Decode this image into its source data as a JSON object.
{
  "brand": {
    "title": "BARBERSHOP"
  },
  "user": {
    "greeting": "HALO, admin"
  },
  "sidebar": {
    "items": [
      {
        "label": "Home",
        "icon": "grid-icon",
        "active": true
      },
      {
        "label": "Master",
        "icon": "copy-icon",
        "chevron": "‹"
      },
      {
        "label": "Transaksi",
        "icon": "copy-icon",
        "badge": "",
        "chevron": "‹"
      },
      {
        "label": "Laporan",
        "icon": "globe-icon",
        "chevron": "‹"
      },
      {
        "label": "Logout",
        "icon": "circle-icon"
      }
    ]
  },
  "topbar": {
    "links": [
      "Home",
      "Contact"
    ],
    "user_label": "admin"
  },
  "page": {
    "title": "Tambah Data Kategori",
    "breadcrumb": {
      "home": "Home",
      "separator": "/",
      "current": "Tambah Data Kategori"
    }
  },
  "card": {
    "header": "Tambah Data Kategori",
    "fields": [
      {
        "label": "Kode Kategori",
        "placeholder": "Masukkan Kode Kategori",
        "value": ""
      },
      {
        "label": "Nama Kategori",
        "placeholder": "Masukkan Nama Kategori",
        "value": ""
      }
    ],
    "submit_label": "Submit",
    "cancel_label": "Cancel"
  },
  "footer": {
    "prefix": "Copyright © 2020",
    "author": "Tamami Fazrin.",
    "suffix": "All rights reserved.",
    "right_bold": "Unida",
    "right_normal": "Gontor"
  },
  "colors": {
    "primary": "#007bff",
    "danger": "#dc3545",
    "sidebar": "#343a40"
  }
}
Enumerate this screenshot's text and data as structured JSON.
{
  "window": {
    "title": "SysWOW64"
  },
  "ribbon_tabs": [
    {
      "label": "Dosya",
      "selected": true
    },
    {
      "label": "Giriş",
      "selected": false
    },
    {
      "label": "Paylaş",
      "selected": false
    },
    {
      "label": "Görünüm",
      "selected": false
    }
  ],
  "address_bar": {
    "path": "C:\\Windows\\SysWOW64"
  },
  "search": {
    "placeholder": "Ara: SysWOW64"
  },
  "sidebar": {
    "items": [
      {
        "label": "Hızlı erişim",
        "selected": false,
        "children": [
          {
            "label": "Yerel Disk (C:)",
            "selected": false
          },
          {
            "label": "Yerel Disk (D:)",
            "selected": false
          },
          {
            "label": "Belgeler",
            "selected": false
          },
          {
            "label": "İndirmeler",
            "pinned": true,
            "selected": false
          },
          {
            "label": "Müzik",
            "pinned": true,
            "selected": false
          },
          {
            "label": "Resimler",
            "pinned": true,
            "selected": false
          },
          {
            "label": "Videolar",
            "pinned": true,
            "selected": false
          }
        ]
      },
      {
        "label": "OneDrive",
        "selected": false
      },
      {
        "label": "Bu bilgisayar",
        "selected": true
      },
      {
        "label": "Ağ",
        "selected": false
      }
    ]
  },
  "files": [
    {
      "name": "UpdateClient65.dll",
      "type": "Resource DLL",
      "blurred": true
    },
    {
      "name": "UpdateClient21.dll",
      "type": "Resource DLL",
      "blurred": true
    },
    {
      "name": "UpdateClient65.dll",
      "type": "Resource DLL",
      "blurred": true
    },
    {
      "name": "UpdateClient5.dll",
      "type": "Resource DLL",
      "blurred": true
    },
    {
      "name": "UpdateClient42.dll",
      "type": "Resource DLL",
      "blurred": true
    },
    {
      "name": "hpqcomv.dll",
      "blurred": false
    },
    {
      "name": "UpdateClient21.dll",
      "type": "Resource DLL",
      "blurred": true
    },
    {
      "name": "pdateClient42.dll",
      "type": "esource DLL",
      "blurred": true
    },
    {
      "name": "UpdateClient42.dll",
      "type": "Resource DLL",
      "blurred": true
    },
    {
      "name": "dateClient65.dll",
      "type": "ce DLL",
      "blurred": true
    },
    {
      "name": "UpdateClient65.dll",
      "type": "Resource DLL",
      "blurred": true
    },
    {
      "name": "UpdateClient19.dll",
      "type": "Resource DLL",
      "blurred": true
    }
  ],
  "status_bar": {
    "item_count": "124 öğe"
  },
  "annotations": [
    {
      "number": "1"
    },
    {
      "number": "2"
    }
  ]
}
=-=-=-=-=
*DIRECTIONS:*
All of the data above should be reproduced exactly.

*SOLUTION BELOW:*
Decode this image into its source data as a JSON object.
{
  "brand": {
    "title": "BARBERSHOP"
  },
  "user": {
    "greeting": "HALO, admin"
  },
  "sidebar": {
    "items": [
      {
        "label": "Home",
        "icon": "grid-icon",
        "active": true
      },
      {
        "label": "Master",
        "icon": "copy-icon",
        "chevron": "‹"
      },
      {
        "label": "Transaksi",
        "icon": "copy-icon",
        "badge": "",
        "chevron": "‹"
      },
      {
        "label": "Laporan",
        "icon": "globe-icon",
        "chevron": "‹"
      },
      {
        "label": "Logout",
        "icon": "circle-icon"
      }
    ]
  },
  "topbar": {
    "links": [
      "Home",
      "Contact"
    ],
    "user_label": "admin"
  },
  "page": {
    "title": "Tambah Data Kategori",
    "breadcrumb": {
      "home": "Home",
      "separator": "/",
      "current": "Tambah Data Kategori"
    }
  },
  "card": {
    "header": "Tambah Data Kategori",
    "fields": [
      {
        "label": "Kode Kategori",
        "placeholder": "Masukkan Kode Kategori",
        "value": ""
      },
      {
        "label": "Nama Kategori",
        "placeholder": "Masukkan Nama Kategori",
        "value": ""
      }
    ],
    "submit_label": "Submit",
    "cancel_label": "Cancel"
  },
  "footer": {
    "prefix": "Copyright © 2020",
    "author": "Tamami Fazrin.",
    "suffix": "All rights reserved.",
    "right_bold": "Unida",
    "right_normal": "Gontor"
  },
  "colors": {
    "primary": "#007bff",
    "danger": "#dc3545",
    "sidebar": "#343a40"
  }
}
Enumerate this screenshot's text and data as structured JSON.
{
  "window": {
    "title": "SysWOW64"
  },
  "ribbon_tabs": [
    {
      "label": "Dosya",
      "selected": true
    },
    {
      "label": "Giriş",
      "selected": false
    },
    {
      "label": "Paylaş",
      "selected": false
    },
    {
      "label": "Görünüm",
      "selected": false
    }
  ],
  "address_bar": {
    "path": "C:\\Windows\\SysWOW64"
  },
  "search": {
    "placeholder": "Ara: SysWOW64"
  },
  "sidebar": {
    "items": [
      {
        "label": "Hızlı erişim",
        "selected": false,
        "children": [
          {
            "label": "Yerel Disk (C:)",
            "selected": false
          },
          {
            "label": "Yerel Disk (D:)",
            "selected": false
          },
          {
            "label": "Belgeler",
            "selected": false
          },
          {
            "label": "İndirmeler",
            "pinned": true,
            "selected": false
          },
          {
            "label": "Müzik",
            "pinned": true,
            "selected": false
          },
          {
            "label": "Resimler",
            "pinned": true,
            "selected": false
          },
          {
            "label": "Videolar",
            "pinned": true,
            "selected": false
          }
        ]
      },
      {
        "label": "OneDrive",
        "selected": false
      },
      {
        "label": "Bu bilgisayar",
        "selected": true
      },
      {
        "label": "Ağ",
        "selected": false
      }
    ]
  },
  "files": [
    {
      "name": "UpdateClient65.dll",
      "type": "Resource DLL",
      "blurred": true
    },
    {
      "name": "UpdateClient21.dll",
      "type": "Resource DLL",
      "blurred": true
    },
    {
      "name": "UpdateClient65.dll",
      "type": "Resource DLL",
      "blurred": true
    },
    {
      "name": "UpdateClient5.dll",
      "type": "Resource DLL",
      "blurred": true
    },
    {
      "name": "UpdateClient42.dll",
      "type": "Resource DLL",
      "blurred": true
    },
    {
      "name": "hpqcomv.dll",
      "blurred": false
    },
    {
      "name": "UpdateClient21.dll",
      "type": "Resource DLL",
      "blurred": true
    },
    {
      "name": "pdateClient42.dll",
      "type": "esource DLL",
      "blurred": true
    },
    {
      "name": "UpdateClient42.dll",
      "type": "Resource DLL",
      "blurred": true
    },
    {
      "name": "dateClient65.dll",
      "type": "ce DLL",
      "blurred": true
    },
    {
      "name": "UpdateClient65.dll",
      "type": "Resource DLL",
      "blurred": true
    },
    {
      "name": "UpdateClient19.dll",
      "type": "Resource DLL",
      "blurred": true
    }
  ],
  "status_bar": {
    "item_count": "124 öğe"
  },
  "annotations": [
    {
      "number": "1"
    },
    {
      "number": "2"
    }
  ]
}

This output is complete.